Pro-union clergy voices enter Wisconsin debate

The pro-union rallies in Wisconsin have a retro feel to
them—particularly for people of faith. At one time clergy and
faith-based groups were on the front lines of the American labor
movement, but priorities shifted with the rise of the religious right
and the weakening of unions.

In the Wisconsin protests over
Gov­ernor Scott Walker's budget proposal that would reduce collective
bargaining rights for teachers and other public-sector em­ployees,
however, religious voices have reentered the fray.

Groups like
Faith in Public Life and Interfaith Worker Justice have mobilized
coalitions that include Protestants and Muslims, in addition to
Catholics and Jews, who dominated pro-union efforts in previous

Clergy led invocations and prayer vigils throughout
Wisconsin, wrote letters and sent delegations to meet with Republican
lawmakers. An Illinois church and synagogue even offered sanctuary to
the 14 Democratic state senators who fled the state on February 16
rather than vote on the governor's bill.

Walker says proposed
legislation that would limit collective bargaining rights is necessary
to close a $137 million deficit in the state's budget, a political
strategy that has since spread to statehouses in Indiana and Ohio. Union
supporters have responded with massive protests.

The U.S.
Catholic bishops on February 24 threw their moral weight behind the
pro-union protesters in Wisconsin, saying the rights of workers do not
abate in difficult economic times.

"The debates over worker
representation and collective bargaining are not simply matters of
ideology or power," said Bishop Stephen Blaire of Stockton, California,
chairman of the U.S. bishops' committee on domestic justice, "but
involve principles of justice, participation and how workers can have a
voice in the workplace and economy."

Pope Benedict XVI and his
predecessor, Pope John Paul II, were both ardent supporters of unions
and workers' associations, Blaire said.

Interfaith Worker Justice has compiled statements affirming the right to organize from more than a dozen denominations.

making this a bigger issue than just the workers involved. We're making
it a moral issue, and that it's more than just fighting over pensions,"
said Rabbi Renee Bauer, director of the Interfaith Coalition for Worker
Justice of South Central Wisconsin. "We're hoping that if lawmakers
hear from religious leaders, it'll help them have a change of heart."

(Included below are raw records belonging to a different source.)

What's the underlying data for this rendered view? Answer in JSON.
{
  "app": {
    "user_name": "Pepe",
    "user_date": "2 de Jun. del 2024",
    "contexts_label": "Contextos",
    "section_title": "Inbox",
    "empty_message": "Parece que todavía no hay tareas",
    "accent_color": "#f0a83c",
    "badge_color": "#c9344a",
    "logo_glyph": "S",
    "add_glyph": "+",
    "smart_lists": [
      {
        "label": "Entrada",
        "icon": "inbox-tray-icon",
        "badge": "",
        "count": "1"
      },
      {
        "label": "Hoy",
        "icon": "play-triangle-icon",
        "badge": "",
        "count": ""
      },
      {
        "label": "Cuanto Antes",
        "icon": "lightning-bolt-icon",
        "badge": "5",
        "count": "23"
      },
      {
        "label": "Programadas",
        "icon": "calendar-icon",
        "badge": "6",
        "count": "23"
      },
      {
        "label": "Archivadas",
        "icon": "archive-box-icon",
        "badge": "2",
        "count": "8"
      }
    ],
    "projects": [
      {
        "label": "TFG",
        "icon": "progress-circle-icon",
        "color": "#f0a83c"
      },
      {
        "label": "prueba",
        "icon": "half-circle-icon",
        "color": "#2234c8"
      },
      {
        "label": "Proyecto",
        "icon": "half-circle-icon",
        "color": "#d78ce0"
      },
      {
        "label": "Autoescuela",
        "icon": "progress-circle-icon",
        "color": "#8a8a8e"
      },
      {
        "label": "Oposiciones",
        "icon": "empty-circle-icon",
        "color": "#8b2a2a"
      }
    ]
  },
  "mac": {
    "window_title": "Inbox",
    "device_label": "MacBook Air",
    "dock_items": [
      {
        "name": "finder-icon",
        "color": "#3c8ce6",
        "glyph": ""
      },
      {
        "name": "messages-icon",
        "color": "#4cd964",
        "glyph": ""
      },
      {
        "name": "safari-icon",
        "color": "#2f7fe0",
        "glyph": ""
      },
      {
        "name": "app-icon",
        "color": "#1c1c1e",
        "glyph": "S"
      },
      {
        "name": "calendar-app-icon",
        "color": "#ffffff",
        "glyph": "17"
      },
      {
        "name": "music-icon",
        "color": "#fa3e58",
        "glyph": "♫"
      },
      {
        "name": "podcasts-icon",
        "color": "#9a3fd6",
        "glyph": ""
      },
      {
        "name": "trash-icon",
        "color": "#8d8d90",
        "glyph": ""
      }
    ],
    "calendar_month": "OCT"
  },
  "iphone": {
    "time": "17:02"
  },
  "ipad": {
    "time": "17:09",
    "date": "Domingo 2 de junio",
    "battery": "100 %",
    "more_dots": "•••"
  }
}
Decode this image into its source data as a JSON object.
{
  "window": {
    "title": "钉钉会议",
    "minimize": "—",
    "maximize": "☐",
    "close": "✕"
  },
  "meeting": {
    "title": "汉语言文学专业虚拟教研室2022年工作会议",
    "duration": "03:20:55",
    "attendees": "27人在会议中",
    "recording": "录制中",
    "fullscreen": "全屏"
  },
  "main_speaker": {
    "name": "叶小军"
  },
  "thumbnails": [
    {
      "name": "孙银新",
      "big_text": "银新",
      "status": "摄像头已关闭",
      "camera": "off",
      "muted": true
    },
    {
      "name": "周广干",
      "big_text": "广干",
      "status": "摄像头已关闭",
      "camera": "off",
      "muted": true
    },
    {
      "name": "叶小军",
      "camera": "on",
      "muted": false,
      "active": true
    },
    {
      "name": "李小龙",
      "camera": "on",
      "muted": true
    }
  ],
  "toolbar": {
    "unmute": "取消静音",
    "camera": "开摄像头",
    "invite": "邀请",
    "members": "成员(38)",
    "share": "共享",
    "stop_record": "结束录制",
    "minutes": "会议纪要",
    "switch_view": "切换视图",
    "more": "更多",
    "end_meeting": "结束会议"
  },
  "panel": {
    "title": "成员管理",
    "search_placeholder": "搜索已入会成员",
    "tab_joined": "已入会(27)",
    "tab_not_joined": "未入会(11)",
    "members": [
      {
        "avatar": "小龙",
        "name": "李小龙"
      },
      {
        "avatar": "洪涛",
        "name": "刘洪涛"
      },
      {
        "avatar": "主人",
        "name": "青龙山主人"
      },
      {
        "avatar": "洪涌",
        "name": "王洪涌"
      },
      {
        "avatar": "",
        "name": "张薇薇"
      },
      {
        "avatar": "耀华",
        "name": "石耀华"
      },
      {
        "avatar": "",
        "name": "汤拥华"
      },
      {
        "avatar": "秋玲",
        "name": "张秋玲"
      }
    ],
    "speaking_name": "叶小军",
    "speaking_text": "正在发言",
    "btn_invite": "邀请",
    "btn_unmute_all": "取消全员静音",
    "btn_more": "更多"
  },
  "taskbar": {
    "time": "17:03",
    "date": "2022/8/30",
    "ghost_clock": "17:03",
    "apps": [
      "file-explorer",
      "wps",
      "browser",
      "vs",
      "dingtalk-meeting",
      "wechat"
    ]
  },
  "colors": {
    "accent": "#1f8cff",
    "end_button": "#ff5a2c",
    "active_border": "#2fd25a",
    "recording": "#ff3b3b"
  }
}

some conservative Christians have used biblical language to oppose
labor demands, the traditional role of religion has been to support the
rights of workers, said Thomas C. Kohler, a Boston College professor of
labor law.

"Catholics and Jews have always taken the notion of
work as being far more than instrumental," he said. "As the rabbis
taught, God starts creation, but humans are given the gift of completing
it. Work is a holy thing."

David L. Gregory, executive director
of the Center for Labor and Employment Law at St. John's University,
agreed but said the blurring of lines between social and fiscal
conservatives has eroded some religious support for unions.

identified with the Judeo-Christian tradition is making a commitment to
[its] social justice dimension, but it depends on whether they're
operating primarily according to their faith or according to politics,"
Gregory said. "Many evangelicals have increasingly been moving to the
right side of the political spectrum."

The religion-labor bond
began to weaken during the Vietnam War and the civil rights conflicts of
the 1960s, Kohler said. Among Catholics in particular, political
efforts since then have focused on abortion and other "life issues," he

By the time Interfaith Worker Justice formed in 1996, the
ties between religion and labor had all but unraveled, said Kim Bobo,
the group's founder and executive director. But as the economic downturn
has taken a toll on middle-class congregations, clergy have become more
aware of the need to protect fair wages and benefits. Bobo said her
Chicago-based group can mobilize those sentiments into action in
Wisconsin and other states considering union-busting budget measures.

attack is so vicious and so wrong that we're seeing people step forward
to support workers, and it has galvanized people in the religious
community," she said. "It's a huge resurgence." —RNS

Nicole Neroulias

Nicole Neroulias writes for Religion News Service.

All articles »